PWk: Prod, Tlk: GS2, Datacash: Live
Benevello is a one-road village that snakes its way through some of the most foodie-friendly countryside in Italy.
On the surface, it’s an unassuming place. A smattering of trattorias squeeze between well-worn houses with wrought-iron Juliet balconies. And the little piazza stars the Parrocchia di Benevello – an antique church with copper and gold brickwork.
Dig a little deeper, and you’ll discover that Benevello is one of the most exclusive foodie hideouts in Italy. The restaurants might look homely, but the chefs are award-winning. The risotto is some of the best on the planet and plates often look too good to eat.

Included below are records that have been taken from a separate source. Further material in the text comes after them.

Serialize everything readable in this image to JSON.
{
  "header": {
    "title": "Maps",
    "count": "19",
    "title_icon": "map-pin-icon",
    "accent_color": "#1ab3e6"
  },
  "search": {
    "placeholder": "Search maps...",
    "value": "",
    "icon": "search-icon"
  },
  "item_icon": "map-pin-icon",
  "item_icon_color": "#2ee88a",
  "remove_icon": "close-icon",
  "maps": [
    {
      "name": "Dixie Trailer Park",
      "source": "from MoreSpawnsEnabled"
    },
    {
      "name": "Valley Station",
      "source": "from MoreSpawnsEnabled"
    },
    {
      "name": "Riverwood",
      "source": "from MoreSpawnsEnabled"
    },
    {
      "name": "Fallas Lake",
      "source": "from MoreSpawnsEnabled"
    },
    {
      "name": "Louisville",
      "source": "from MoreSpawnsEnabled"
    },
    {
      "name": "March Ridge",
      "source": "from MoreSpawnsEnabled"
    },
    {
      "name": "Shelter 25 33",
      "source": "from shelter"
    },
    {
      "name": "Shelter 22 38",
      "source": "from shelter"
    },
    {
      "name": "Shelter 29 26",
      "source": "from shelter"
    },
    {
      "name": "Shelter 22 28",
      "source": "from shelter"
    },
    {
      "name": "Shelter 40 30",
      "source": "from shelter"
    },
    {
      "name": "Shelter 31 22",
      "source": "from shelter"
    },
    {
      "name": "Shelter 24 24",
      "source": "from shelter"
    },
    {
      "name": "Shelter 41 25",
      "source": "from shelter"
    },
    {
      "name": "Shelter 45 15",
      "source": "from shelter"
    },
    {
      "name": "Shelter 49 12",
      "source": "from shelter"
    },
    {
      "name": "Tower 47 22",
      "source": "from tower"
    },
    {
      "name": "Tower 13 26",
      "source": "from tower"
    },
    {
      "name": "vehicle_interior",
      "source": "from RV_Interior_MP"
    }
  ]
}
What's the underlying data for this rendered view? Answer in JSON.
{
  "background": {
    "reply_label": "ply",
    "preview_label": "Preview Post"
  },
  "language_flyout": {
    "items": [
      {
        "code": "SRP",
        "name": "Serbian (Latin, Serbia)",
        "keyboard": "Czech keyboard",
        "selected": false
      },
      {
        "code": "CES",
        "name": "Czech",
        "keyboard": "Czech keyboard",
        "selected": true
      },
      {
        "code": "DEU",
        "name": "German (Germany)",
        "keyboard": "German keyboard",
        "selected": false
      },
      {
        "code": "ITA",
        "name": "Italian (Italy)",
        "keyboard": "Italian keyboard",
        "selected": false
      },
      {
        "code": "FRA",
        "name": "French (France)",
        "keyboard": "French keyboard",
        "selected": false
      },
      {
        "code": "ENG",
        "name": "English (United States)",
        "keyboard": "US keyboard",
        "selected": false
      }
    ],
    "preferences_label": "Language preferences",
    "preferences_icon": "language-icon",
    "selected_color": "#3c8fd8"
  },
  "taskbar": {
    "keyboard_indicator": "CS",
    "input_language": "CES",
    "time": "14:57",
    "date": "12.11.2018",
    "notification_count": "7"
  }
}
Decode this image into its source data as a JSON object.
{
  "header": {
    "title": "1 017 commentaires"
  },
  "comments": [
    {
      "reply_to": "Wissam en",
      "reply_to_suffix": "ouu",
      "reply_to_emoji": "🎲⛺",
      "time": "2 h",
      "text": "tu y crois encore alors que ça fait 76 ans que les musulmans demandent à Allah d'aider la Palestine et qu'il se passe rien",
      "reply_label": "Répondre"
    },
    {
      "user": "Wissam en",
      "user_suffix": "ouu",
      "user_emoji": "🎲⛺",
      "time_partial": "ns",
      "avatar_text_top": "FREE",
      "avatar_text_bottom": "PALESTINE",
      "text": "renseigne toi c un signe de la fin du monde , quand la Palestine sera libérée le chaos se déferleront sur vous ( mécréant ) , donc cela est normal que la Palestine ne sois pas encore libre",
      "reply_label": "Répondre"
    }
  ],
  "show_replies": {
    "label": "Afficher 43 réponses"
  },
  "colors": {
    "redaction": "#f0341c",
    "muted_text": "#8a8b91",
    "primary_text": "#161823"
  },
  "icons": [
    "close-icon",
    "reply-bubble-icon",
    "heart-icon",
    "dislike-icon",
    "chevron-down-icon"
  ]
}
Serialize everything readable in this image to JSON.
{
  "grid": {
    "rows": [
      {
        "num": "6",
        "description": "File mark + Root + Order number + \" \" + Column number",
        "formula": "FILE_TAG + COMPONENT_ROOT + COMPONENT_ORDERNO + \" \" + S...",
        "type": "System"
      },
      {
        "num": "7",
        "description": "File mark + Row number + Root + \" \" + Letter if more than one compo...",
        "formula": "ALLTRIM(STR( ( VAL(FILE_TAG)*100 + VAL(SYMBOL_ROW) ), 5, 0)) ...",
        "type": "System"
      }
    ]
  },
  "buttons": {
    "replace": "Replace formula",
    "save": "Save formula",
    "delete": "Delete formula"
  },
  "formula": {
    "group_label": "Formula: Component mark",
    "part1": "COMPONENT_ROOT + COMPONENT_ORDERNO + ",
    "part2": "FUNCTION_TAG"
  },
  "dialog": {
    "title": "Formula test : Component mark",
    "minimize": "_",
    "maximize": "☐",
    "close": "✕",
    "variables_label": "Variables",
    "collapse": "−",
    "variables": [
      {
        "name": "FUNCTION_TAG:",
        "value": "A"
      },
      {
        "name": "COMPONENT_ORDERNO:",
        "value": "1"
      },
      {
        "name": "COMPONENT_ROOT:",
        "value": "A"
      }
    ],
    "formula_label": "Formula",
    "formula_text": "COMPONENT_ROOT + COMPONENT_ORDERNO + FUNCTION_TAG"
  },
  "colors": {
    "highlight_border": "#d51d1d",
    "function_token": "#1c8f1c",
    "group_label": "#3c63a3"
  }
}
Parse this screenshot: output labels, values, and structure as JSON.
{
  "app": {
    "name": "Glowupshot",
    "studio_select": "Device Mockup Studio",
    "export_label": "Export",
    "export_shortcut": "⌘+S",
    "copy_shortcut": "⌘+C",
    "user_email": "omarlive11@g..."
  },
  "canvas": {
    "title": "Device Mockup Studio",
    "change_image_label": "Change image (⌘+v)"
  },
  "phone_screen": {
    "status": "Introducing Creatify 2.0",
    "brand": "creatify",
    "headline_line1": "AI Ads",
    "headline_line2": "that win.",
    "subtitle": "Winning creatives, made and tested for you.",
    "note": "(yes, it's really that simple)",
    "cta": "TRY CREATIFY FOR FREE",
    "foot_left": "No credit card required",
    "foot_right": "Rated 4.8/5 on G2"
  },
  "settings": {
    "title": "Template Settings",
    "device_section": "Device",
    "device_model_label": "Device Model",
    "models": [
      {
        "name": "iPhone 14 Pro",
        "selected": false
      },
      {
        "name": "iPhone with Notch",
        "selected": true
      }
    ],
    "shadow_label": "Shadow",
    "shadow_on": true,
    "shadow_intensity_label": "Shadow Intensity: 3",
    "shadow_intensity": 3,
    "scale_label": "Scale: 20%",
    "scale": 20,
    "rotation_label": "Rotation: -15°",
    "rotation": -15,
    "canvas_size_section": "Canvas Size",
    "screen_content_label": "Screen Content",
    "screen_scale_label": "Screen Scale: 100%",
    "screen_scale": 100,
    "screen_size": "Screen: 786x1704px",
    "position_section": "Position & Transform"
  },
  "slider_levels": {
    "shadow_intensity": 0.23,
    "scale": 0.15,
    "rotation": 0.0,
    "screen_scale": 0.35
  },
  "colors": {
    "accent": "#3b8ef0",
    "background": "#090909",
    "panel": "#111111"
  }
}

Relais & Châteaux and Michelin have a foothold here too, so the handful of hotels in town are seriously luxurious (we’ve handpicked a converted 19th-century farmhouse with wide-open country views for our collection). Benevello’s foodie credentials don’t stop there, either. It’s the first village in the rippling hills of the Langhe – one of the top wine-making regions in Italy.
Fancy a change of pace? Head for the cathedrals, markets, wine bars and Michelin restaurants of Alba. This little city is only a 20-minute drive away from Benevello. Bra – home of the Slow Food movement – is just up the road, too.
The easiest way to get to Benevello from Turin Airport is by car – it takes around an hour and 40 minutes. Prefer public transport? It’s possible to travel to Benevello using a combination of trains, metros and buses, but it’s a complicated route that can take the best part of the day, so we’d recommend car hire or a private transfer.
Go wine-tasting in the Langhe
The Langhe (Alta Lange) region ripples out from Benevello. It’s a hilly landscape of vineyards, forests, villages and hazelnut groves – and it’s all a UNESCO World Heritage Site. In fact, experts see the wineries here as blueprints for the perfect European vineyard.
If you try only one thing, make it the local tipple. Everyone from award-winning wineries to off-road farmhouses produce Barolo DOCG – one of the most famous wines in Italy. Try the warming Langhe Nebbiolo red or the fruity Langhe rosato.
Most villages in the Langhe feature a top-notch trattoria, and many come with a Michelin star or two. That means it’s easy to match the wine with a platter of local cheeses, nuts and white truffles.